Small changes to your posture really matter. Bad sitting habits can catch up with you in the long run. Just from things like slouching to crossing your legs at work, you can open yourself up to serious injuries and chronic pain. The good news is most of these issues can be prevented. Regardless if you are big or small in size, use a sit-stand desk or just a regular office chair, there are creative ways to make your desk setup better and improve your posture.
Perfect the Perfect Arm Position
An aspect of our posture that is often overlooked is our arm positioning. The way we hold our arms and hands is very important. Imagine sitting with your arms stretched and extended forward. Your shoulders will start to rotate forward. This causes you to lose strength in the muscles in your upper back. If you want to avoid shoulder injuries and chronic upper back pain, you should keep your arms at a comfortable 90-degree angle. This is important to remember whether you use a sitting or standing desk. In addition to the angle, your arms should be in a nice, neutral resting position. Chairs come with armrests for a reason. Don’t be afraid to let them help you. Use them for support.
Posture and The Keyboard Tray
In virtually any work environment, the keyboard is a necessary element of working on a computer. Many keyboards and keyboard trays come with wrist supports. These supports help to keep your wrists in a neutral, relaxed, almost straight position. Even though you may want to use them all the time, wrist pads are just supposed to be for brief rests. Their actual purpose is for when you are not typing. When using a mouse, some people find the wrist pads handy. While typing or using the mouse, try to raise your forearms a little. This will put your wrists in a neutral position.

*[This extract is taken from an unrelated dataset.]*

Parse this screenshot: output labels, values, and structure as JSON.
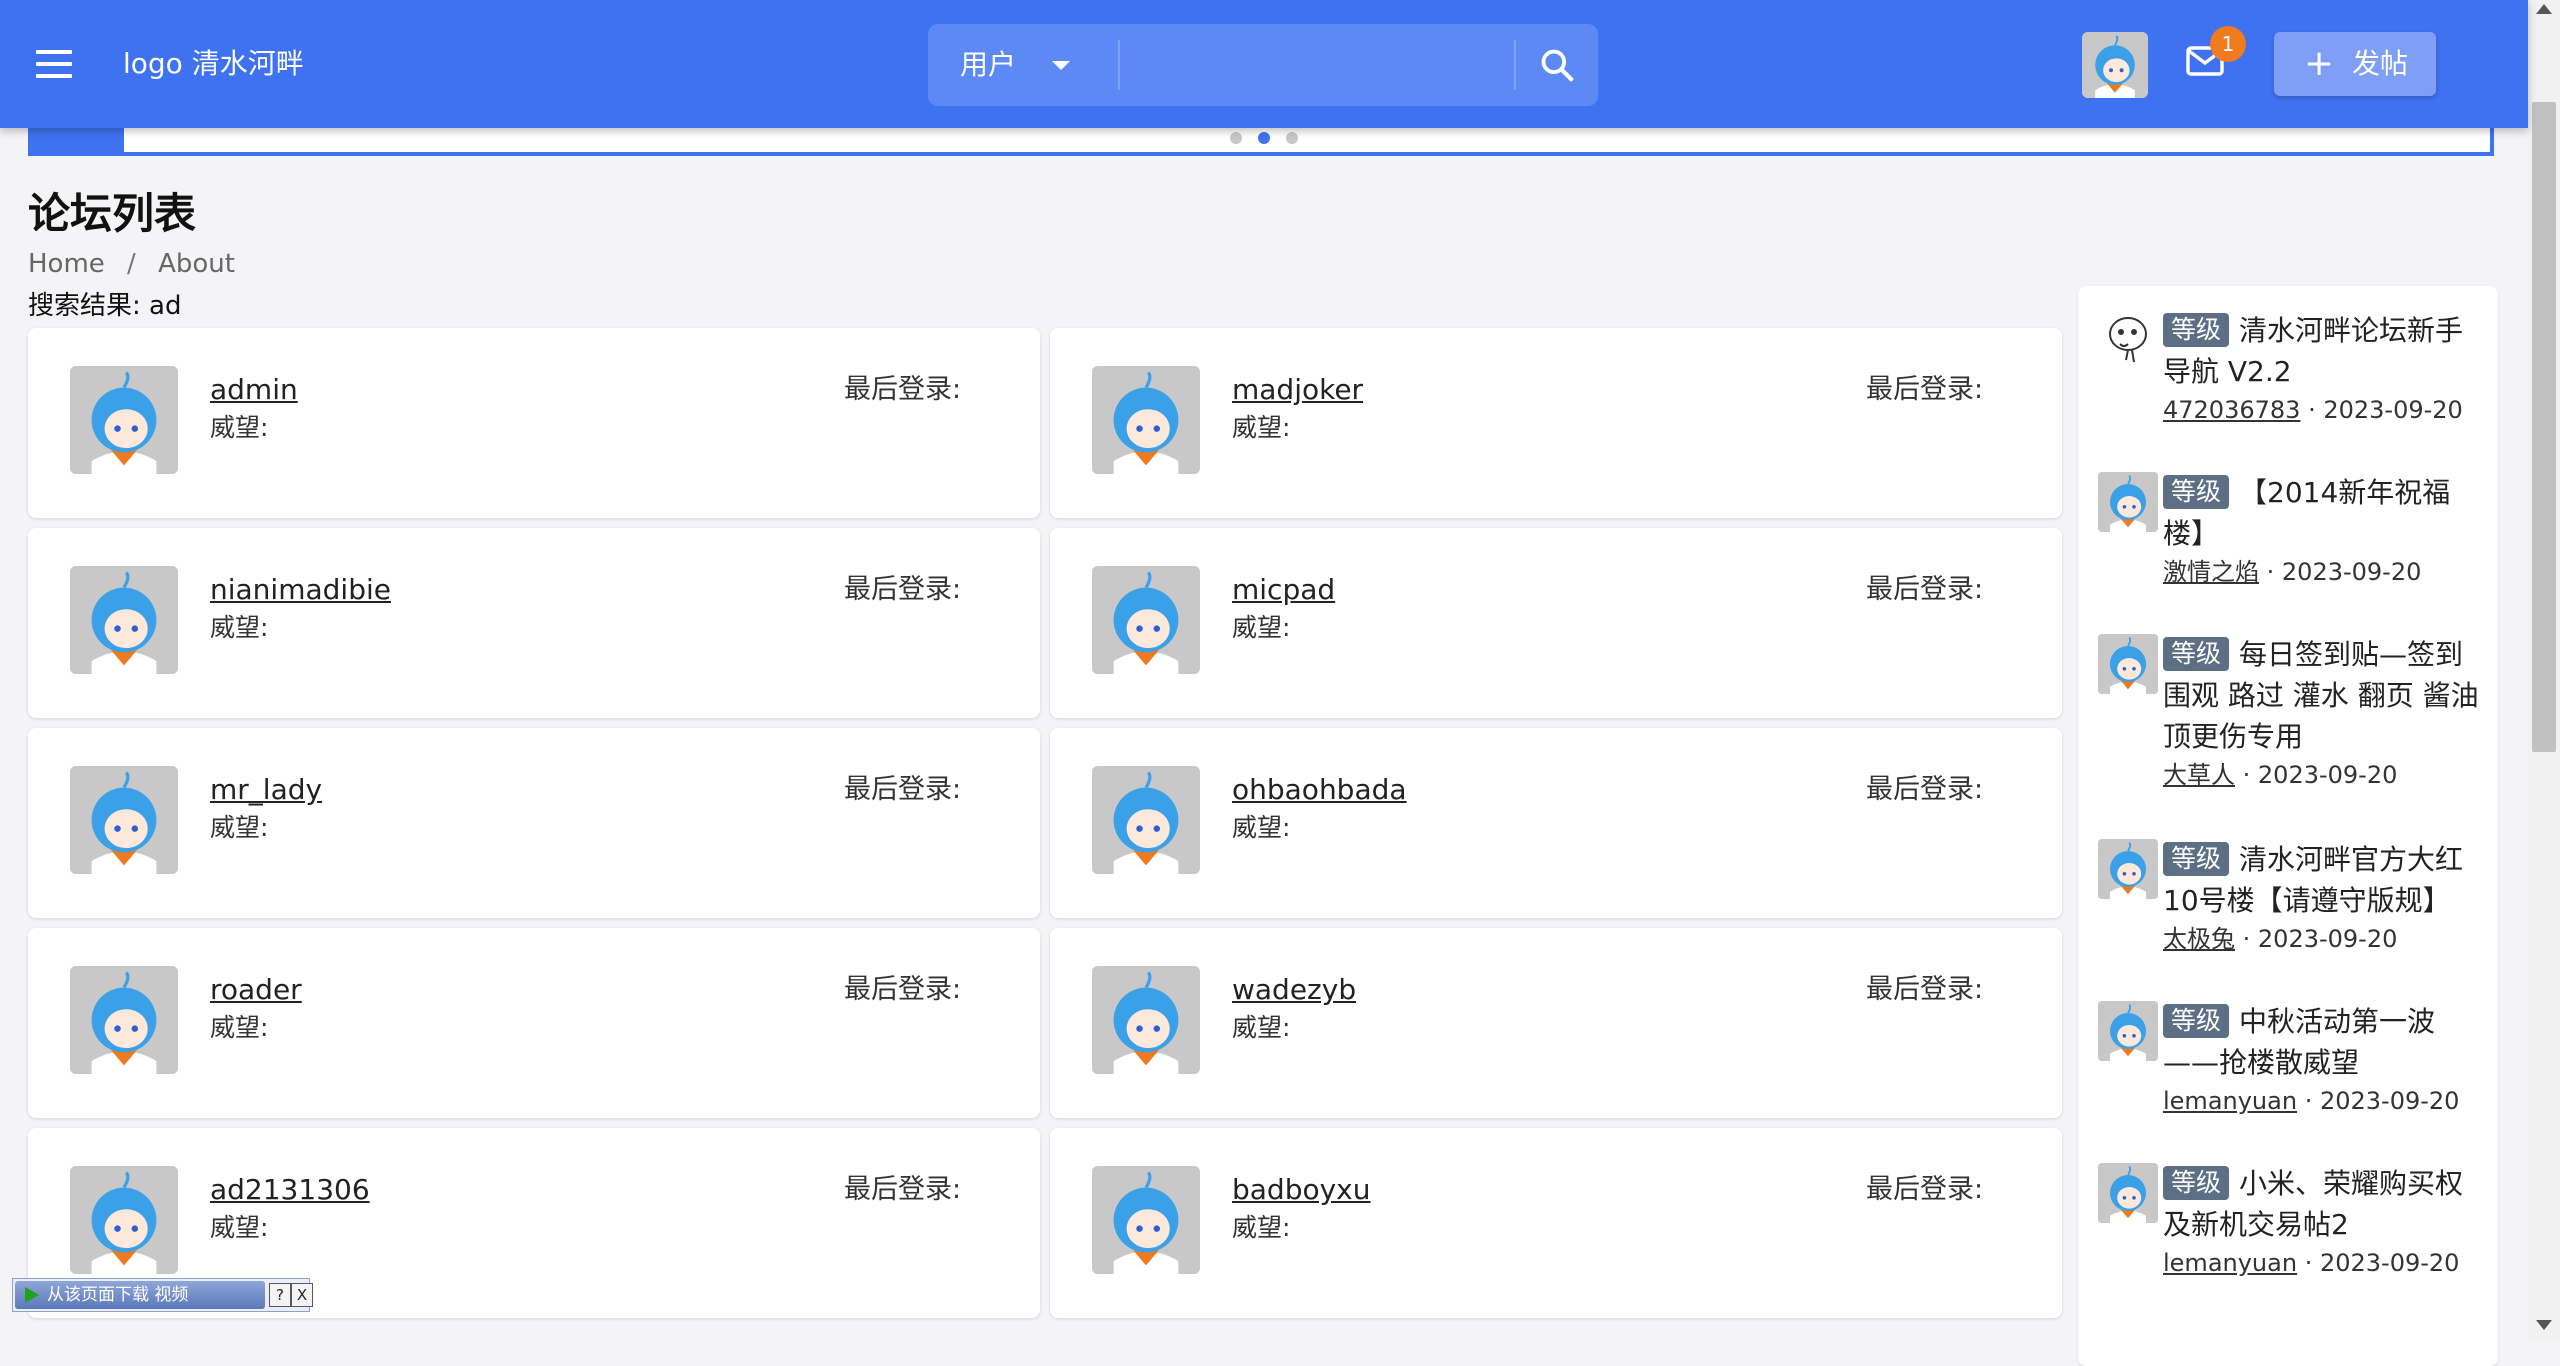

Your arms and hands will be able to move freely. Your arms should be parallel to the floor. If you have armrests on your chair, you may be able to adjust them to this position and remember to keep your wrists neutral. How do you know your wrist is in a neutral position? Your wrist is in a neutral position when your thumb is in line with your forearm and your wrist is bent back slightly. You may choose to alternate between resting your wrists on the pads and lifting them up. If you do decide to use a wrist pad, it is best to rest your palm or the heel of your hand on the support, instead of your wrist.
Change Is Never Easy
When you make a change in your posture it will take some getting used to. It will not feel all that great at first. In fact, the ideal posture is rarely the most comfortable. Even though that is true, that doesn't mean you should give up and give in to any long-standing bad habits. Try to slowly incorporate these changes. Try for five minutes every half hour just to get going. This will help you to get your body adjusted to a healthier posture, and over time, sitting properly won’t feel awkward at all. In the end, your body will thank you.